The 2018 NATO Summit will likely be filled with shockers and maybe even a couple of sour apples, Jan Oberg, director of the Transnational Foundation for Peace and Future Research, told Sputnik Tuesday.
US President Donald Trump arrived with First Lady Melania Trump in Belgium Tuesday ahead of the Wednesday and Thursday get-together with world leaders for the yearly North Atlantic Treaty Organization summit. Following the talks, Trump will also meet with British Prime Minister Theresa May and Russian President Vladimir Putin during the trip overseas.
Oberg told Radio Sputnik’s Loud & Clear on Tuesday he predicted that the summit might be filled with “some kind of surprises and a bad atmosphere.”
“The conflict over the Atlantic is deeper than it has been over the years,” Oberg told hosts Brian Becker and John Kiriakou. “I think if you want the larger perspective on it… much of the Western world is… getting weaker and that is something that causes a lot of internal problems.”
“[They have] leadership problems in the European Union, you see a completely different type of leadership in… Washington and you see a NATO that, of course, is influenced by that. There’s no way that NATO couldn’t be influenced by the helter-skelter and the crisis of the West,” he added.
According to Oberg, the big-ticket issue that’s bugging NATO members is the case of burden-sharing. Though debate on the matter has always been present, it was kicked up a notch recently thanks to POTUS’ affinity for criticizing NATO allies for not spending enough on defense.
Ahead of the meeting, US Ambassador to NATO Kay Bailey confirmed to reporters on Thursday that 45’s top priority in Belgium would be none other than the case of burden-sharing.
“There has always been a discussion about [burden-sharing],” Oberg said. “And it’s irrelevant in my view, because anybody whose studied these things knows that the United States is in Europe to protect the United States… it’s a forward defense position.”
Noting that several countries have pledged to spend 2 percent of their GDP on funding NATO defenses, as NATO members agreed in 2014, Oberg called the move “completely bizarre and foolish.”

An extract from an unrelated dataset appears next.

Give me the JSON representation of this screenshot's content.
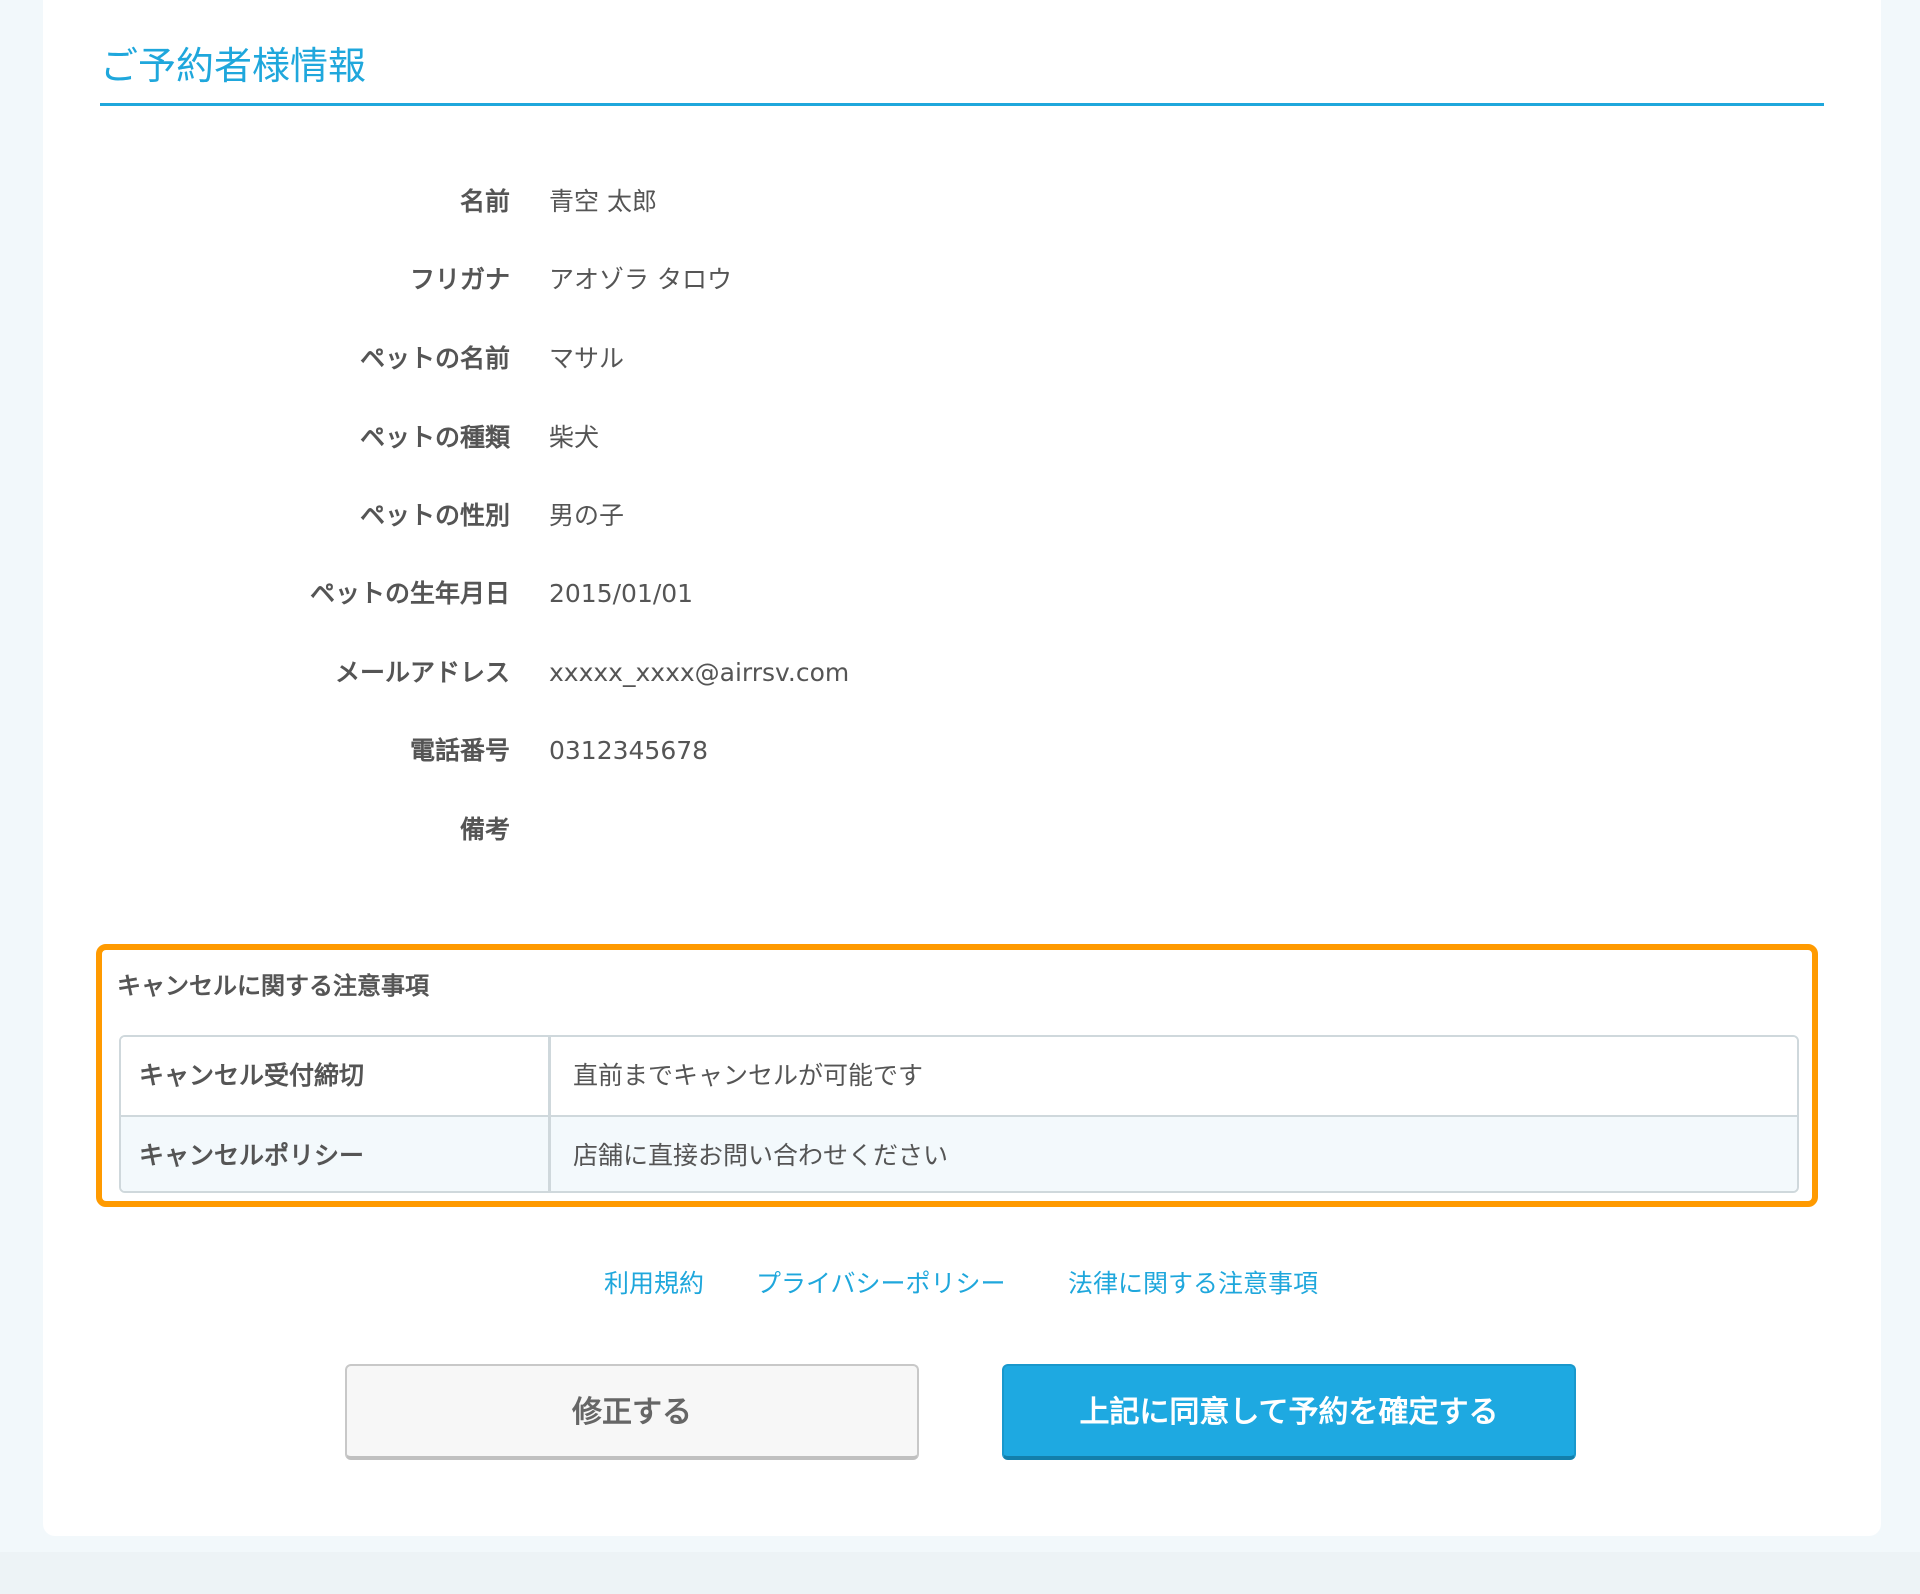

“I think the burden-sharing thing is bullsh*t, I think the 2 percent thing is bullsh*t. It’s an intellectual disarmament completely because that’s not the way you run security politics,” he stressed.
When asked about European Council President Donald Tusk’s Tuesday shot across Trump’s bow to play nice at the summit, Oberg remarked that the 61-year-old was just taking a page from Trump’s book and trying to “ridicule” him.
Burden-sharing issues aside, Oberg said that the world needs to look past NATO.
“The future world does not need things like NATO, nuclear weapons, interventionism and militarism… it needs something completely new,” he said. “NATO should either close down completely or be turned into a non-weapons humanitarian organization with transport and communication facilities or be the embryo for a European security system.”